New yarn for students: Collections help with Cancer Action project
Students at Ray Marsh Elementary School are all about community service this year.
The school recently collected 426 skeins of yarn for Cancer Action, a local nonprofit.
Fourth-grader Emma Robinson got the ball rolling after talking to her neighbor, Leslie Berning, volunteer coordinator for Cancer Action’s Overland Park location.
“She (Berning) brought it up to me and said it would be a good idea for the school since we do a lot of community service,” Emma said. “I thought it would be a good fit, so I had to ask Ms. (Adella) Fowler and Ms. (Leesa) Yates (student council co-sponsors) if it would be something for Ray Marsh.”
After getting the approval from Fowler, Emma brought the idea to the school’s student council.
“I think people were excited,” Emma said. “It was a nice thing that we’ve never done.”
Fowler said community service isn’t anything new at Ray Marsh.
“It’s a really committed giving group of kids,” she said. “They have embraced ownership. That’s the focus of the building this year — community service. They are very much focused on that.”
The drive lasted for three weeks and brought in almost as many skeins of yarn as there are students, Fowler said.
Berning said the drive was the first for Cancer Action at a school.

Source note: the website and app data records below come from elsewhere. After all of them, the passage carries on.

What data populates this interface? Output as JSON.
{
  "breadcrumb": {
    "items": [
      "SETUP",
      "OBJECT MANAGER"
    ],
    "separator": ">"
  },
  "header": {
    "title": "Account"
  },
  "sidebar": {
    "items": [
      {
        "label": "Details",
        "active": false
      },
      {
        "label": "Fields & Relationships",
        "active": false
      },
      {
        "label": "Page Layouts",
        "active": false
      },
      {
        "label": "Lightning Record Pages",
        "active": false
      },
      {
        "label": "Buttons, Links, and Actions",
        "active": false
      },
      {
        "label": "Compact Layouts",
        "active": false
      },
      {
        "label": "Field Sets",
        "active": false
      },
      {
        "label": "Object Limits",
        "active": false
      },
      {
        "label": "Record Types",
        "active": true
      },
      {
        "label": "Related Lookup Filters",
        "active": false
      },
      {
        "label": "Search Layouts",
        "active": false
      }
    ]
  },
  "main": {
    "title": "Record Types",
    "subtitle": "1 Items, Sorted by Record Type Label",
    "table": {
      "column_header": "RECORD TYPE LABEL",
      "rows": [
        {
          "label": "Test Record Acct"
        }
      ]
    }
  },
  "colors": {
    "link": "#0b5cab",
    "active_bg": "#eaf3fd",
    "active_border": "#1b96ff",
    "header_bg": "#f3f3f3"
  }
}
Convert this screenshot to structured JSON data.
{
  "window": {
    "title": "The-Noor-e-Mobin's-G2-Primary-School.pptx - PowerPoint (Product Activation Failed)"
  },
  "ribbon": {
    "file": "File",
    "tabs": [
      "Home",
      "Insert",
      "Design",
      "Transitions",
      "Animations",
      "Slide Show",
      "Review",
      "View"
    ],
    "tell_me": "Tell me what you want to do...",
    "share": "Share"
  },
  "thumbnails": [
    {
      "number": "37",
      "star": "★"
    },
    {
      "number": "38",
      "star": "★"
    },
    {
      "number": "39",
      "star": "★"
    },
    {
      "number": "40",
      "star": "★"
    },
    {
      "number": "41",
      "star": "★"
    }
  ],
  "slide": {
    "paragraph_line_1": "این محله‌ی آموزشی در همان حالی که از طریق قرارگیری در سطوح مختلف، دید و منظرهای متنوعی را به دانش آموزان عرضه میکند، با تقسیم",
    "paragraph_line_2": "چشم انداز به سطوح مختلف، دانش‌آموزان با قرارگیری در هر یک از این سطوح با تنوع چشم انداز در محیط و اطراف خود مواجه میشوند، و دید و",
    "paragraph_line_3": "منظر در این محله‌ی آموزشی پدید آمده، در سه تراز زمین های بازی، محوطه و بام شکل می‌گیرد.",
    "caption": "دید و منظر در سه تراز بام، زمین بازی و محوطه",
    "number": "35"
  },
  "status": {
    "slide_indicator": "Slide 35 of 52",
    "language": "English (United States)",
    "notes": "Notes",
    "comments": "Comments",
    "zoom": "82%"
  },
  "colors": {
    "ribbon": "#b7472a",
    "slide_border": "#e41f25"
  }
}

“It was a real success,” she said. “It was a win-win for us. We have older volunteers that make the blankets and the price of yarn was going up. We thought it would be fun to go to an elementary to see if they could sponsor us. It wasn’t an expensive fundraiser, and a lot of students have loved ones or know someone who has cancer.”
Cancer Action provides an array of programs and support for local cancer patients.
The yarn will be used to make blankets for cancer patients, she said. Each new client at Cancer Action receives a blanket to use during treatments.
Berning estimated the 426 skeins could make 50 afghans.
Emma said helping in the drive was a great experience.
“I felt overjoyed by how much yarn we brought in,” she said. “I felt really good about it because all the people will have warm, homemade afghans.”
Berning said she’s seeing more and more community service from young community members.
“I think the kids love to do things to help others,” she said. “It’s just the kids want to help others, and this was a good way for them to do that and I believe they thought that, too.”
Emma said this won’t be the end of her work with Cancer Action.
“I want to continue volunteering there and to maybe do the yarn drive again,” she said.